Content starts

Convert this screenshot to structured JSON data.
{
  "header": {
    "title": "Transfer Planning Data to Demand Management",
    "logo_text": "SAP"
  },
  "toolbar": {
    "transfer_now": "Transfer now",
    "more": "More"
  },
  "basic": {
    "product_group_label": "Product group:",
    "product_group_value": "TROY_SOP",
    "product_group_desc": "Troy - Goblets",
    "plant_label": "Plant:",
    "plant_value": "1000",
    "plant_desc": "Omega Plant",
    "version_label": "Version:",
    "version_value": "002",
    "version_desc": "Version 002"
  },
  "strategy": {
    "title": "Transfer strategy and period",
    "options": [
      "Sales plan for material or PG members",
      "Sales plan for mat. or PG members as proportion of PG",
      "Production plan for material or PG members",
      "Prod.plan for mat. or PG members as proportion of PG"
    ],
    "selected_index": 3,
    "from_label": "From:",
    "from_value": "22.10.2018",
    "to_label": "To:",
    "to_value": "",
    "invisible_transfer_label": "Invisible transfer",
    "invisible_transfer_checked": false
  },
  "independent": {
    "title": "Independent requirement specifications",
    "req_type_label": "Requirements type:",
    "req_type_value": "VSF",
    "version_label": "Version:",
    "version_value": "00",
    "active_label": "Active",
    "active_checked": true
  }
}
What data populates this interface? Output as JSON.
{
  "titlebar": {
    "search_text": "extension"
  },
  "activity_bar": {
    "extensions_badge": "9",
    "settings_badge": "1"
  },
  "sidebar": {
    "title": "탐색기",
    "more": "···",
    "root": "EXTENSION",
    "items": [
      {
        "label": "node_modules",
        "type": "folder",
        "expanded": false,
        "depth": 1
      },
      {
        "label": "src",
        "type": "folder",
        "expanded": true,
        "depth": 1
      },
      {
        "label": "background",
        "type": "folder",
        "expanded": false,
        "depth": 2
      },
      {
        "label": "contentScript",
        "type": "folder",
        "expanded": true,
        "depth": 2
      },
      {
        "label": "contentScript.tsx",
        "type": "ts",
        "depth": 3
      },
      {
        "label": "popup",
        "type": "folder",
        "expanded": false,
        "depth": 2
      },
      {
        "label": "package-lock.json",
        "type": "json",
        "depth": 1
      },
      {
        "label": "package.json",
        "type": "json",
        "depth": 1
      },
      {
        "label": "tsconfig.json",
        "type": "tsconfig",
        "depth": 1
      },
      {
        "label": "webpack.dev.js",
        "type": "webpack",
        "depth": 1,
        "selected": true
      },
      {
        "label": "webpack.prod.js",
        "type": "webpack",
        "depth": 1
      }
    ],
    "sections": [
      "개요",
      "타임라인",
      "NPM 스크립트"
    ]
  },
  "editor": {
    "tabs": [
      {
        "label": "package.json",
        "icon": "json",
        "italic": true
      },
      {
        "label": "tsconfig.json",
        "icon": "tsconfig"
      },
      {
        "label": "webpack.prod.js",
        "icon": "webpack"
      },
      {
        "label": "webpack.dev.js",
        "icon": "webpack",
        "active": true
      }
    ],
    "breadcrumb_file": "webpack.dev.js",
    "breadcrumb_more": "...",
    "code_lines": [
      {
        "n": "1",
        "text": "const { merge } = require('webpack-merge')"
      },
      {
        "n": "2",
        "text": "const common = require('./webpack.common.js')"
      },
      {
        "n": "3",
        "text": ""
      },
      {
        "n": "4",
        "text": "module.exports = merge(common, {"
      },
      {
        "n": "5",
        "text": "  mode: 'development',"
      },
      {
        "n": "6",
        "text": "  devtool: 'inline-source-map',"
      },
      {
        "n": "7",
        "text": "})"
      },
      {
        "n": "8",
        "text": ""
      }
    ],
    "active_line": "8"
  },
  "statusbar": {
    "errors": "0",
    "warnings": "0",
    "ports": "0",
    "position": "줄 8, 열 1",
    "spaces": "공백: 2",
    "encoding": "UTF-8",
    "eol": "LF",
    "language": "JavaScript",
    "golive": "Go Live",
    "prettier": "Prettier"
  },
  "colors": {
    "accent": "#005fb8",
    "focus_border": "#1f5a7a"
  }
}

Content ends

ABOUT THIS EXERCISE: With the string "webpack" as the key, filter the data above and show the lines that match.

SOLUTION TO THE EXERCISE:
        "label": "webpack.dev.js",
        "type": "webpack",
        "label": "webpack.prod.js",
        "type": "webpack",
        "label": "webpack.prod.js",
        "icon": "webpack"
        "label": "webpack.dev.js",
        "icon": "webpack",
    "breadcrumb_file": "webpack.dev.js",
        "text": "const { merge } = require('webpack-merge')"
        "text": "const common = require('./webpack.common.js')"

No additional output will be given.